>>>>

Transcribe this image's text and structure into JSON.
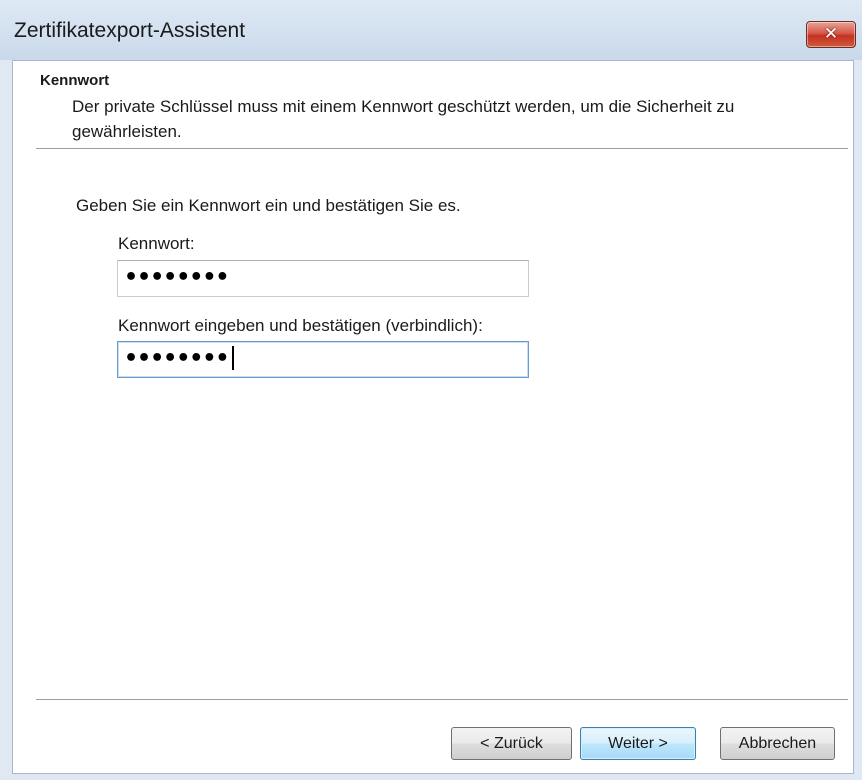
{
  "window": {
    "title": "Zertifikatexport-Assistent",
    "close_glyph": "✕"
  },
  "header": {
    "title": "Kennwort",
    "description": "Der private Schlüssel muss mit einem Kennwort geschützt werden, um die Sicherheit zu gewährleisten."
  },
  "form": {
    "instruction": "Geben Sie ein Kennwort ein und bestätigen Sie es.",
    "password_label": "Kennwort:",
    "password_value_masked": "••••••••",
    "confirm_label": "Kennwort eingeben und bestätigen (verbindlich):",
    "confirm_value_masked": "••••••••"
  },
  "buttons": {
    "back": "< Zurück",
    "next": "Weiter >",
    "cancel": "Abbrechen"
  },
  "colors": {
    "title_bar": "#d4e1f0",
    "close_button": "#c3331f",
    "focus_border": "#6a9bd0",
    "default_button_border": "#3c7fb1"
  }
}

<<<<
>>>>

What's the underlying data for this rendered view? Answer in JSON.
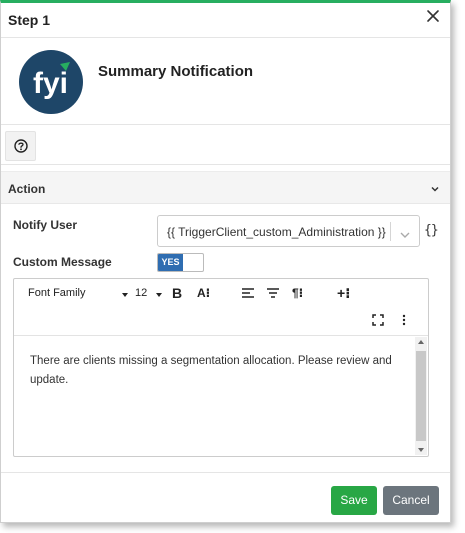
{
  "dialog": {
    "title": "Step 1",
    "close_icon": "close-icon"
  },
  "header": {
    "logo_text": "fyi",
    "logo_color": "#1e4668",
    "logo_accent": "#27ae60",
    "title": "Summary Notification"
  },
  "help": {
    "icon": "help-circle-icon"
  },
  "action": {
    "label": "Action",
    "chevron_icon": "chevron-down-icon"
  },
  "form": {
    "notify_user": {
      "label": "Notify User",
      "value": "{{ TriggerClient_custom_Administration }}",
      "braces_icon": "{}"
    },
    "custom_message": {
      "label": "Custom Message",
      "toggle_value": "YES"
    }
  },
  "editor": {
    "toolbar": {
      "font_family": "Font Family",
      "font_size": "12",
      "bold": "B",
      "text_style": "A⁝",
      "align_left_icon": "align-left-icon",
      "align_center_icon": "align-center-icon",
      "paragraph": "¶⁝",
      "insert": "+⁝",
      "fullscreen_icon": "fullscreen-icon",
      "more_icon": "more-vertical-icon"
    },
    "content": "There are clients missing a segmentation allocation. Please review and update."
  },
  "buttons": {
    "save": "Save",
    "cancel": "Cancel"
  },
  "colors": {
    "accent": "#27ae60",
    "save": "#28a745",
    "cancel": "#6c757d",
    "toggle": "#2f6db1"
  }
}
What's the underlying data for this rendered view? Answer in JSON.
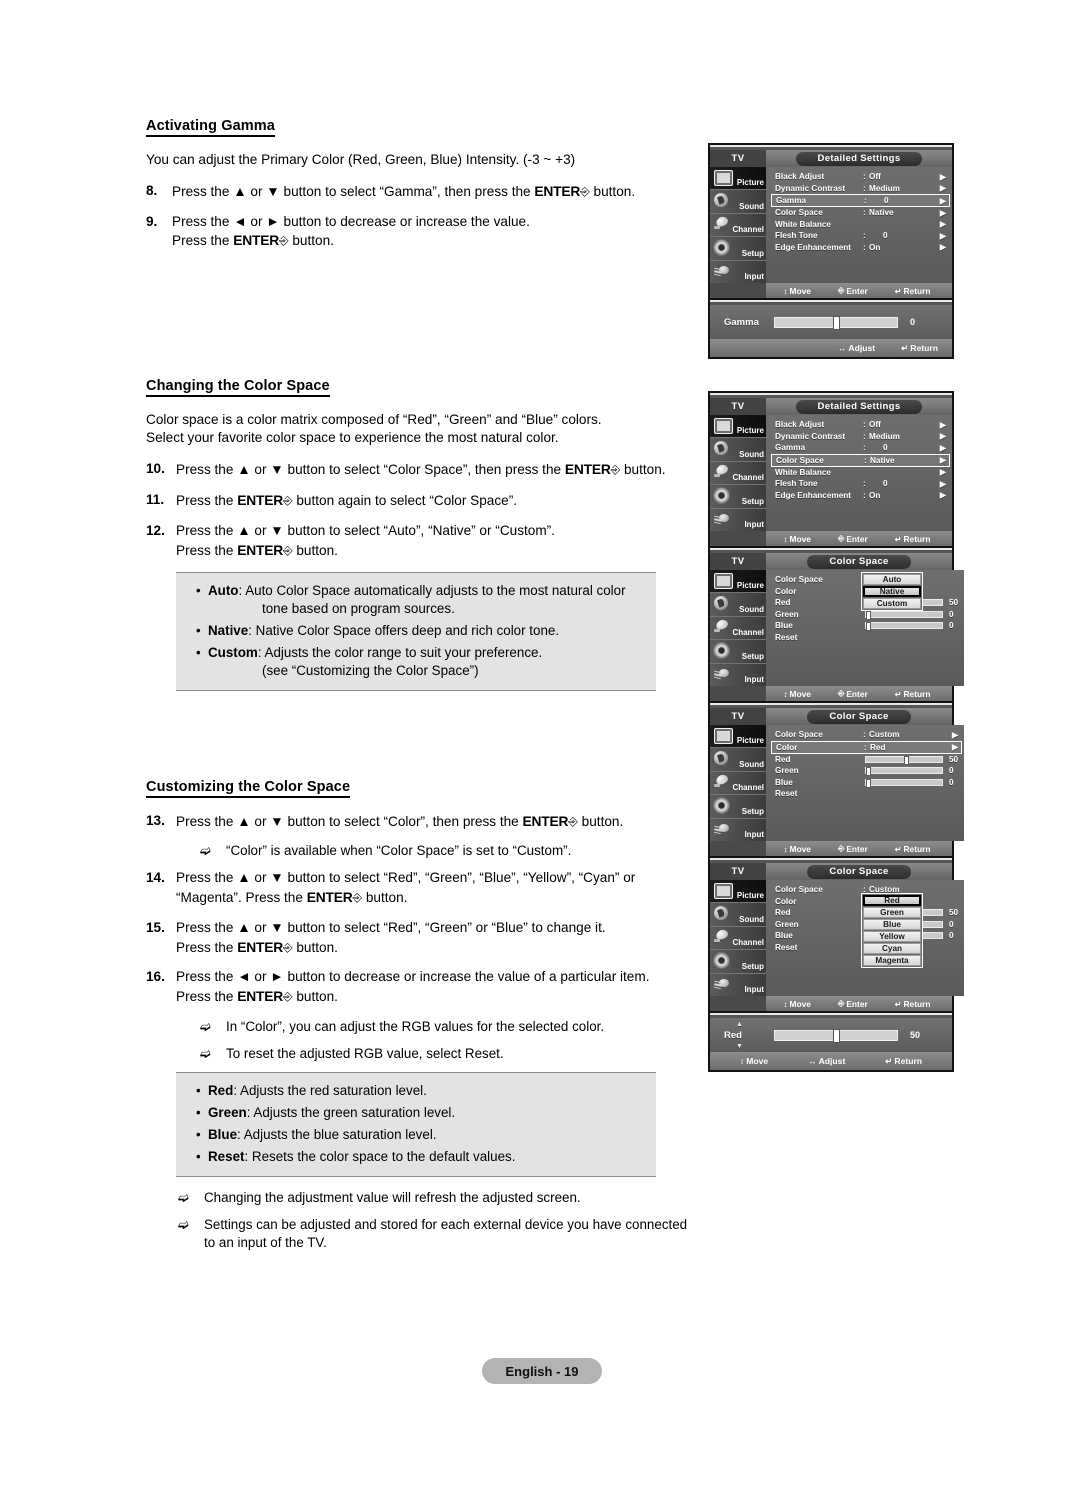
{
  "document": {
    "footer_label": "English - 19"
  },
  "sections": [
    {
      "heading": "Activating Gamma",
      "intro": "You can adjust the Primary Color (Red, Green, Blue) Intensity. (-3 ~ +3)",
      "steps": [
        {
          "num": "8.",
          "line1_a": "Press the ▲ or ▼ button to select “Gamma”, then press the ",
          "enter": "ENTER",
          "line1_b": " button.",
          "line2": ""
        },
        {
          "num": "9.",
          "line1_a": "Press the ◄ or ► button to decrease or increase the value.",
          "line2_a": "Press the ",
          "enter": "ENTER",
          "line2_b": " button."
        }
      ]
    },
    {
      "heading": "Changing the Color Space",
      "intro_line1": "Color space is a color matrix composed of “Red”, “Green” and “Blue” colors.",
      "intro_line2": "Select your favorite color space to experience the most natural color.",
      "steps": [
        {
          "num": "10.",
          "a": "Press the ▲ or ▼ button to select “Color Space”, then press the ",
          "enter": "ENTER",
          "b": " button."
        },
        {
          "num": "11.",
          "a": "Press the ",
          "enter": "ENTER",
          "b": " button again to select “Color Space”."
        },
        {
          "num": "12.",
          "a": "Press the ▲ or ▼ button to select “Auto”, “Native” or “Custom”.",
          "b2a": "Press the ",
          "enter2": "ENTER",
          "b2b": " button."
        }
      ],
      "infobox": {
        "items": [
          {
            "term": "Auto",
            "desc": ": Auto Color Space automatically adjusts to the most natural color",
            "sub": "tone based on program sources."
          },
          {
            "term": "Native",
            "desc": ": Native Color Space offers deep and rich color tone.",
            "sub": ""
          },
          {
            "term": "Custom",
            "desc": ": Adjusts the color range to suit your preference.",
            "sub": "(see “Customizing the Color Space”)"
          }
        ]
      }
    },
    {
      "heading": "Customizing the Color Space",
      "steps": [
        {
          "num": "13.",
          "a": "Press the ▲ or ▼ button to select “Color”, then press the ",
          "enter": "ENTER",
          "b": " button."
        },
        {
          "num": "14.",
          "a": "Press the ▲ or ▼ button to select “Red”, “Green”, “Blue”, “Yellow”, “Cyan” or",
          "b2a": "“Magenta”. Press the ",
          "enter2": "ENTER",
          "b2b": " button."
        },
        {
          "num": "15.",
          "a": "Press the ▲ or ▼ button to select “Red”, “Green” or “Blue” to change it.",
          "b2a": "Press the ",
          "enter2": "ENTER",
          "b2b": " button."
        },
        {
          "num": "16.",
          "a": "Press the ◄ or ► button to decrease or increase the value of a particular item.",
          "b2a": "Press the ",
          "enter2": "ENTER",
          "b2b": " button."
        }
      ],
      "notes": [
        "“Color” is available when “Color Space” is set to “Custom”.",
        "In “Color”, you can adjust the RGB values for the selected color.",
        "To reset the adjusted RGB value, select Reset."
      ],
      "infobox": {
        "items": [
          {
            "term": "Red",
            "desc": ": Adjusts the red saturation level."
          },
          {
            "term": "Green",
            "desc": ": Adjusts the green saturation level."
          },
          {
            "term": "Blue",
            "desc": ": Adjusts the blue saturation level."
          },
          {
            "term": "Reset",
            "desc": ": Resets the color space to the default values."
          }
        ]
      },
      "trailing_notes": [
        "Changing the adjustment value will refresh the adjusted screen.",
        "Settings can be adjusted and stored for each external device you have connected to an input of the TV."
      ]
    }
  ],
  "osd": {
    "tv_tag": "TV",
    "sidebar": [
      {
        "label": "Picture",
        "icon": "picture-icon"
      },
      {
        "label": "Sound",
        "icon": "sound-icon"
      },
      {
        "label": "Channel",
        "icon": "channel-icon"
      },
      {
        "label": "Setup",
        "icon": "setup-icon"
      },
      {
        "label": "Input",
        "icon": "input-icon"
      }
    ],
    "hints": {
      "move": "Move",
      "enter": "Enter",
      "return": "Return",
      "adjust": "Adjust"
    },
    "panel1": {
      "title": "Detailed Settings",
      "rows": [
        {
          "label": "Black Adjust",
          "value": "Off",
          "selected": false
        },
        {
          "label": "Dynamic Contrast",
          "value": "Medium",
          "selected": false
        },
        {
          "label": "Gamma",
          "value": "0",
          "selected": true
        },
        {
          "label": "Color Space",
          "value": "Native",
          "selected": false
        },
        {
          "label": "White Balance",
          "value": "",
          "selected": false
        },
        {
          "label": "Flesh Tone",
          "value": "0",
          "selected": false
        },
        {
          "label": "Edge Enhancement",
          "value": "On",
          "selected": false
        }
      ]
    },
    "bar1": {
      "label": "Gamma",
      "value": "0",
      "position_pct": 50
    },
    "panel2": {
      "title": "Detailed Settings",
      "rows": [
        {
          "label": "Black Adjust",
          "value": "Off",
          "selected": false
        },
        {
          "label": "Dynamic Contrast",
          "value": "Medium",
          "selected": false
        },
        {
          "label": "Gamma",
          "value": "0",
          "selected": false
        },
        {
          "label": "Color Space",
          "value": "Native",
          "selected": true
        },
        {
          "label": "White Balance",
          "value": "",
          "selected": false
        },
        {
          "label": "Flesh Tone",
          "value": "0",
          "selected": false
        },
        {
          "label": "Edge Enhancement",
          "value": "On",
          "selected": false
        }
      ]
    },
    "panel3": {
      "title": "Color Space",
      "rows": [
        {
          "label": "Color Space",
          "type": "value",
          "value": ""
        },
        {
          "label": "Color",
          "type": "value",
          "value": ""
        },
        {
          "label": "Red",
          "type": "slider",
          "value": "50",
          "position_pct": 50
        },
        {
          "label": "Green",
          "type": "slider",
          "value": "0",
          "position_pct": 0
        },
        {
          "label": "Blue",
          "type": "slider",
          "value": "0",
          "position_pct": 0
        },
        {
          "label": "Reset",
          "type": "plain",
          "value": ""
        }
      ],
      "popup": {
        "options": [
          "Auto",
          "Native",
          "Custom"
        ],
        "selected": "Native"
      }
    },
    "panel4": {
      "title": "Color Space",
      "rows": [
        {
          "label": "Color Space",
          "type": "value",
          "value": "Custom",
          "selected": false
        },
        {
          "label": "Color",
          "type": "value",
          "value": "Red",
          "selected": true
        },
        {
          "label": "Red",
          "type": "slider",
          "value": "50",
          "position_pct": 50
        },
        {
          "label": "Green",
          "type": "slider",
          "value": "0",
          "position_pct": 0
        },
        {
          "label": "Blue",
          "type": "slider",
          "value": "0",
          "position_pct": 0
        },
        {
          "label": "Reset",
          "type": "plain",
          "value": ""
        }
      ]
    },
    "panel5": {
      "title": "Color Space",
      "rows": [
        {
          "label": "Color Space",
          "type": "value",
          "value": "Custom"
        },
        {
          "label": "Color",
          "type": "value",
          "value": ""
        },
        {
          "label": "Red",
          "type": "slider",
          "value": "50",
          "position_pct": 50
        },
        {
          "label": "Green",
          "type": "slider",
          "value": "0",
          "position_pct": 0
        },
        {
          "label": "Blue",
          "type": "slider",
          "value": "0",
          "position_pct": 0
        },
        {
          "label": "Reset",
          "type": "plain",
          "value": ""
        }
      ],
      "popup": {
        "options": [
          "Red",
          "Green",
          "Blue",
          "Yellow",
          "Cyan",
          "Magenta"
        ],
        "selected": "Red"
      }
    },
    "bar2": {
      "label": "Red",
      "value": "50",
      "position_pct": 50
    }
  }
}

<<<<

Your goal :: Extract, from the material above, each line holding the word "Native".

Response ::
          "a": "Press the ▲ or ▼ button to select “Auto”, “Native” or “Custom”.",
            "term": "Native",
            "desc": ": Native Color Space offers deep and rich color tone.",
          "value": "Native",
          "value": "Native",
          "Native",
        "selected": "Native"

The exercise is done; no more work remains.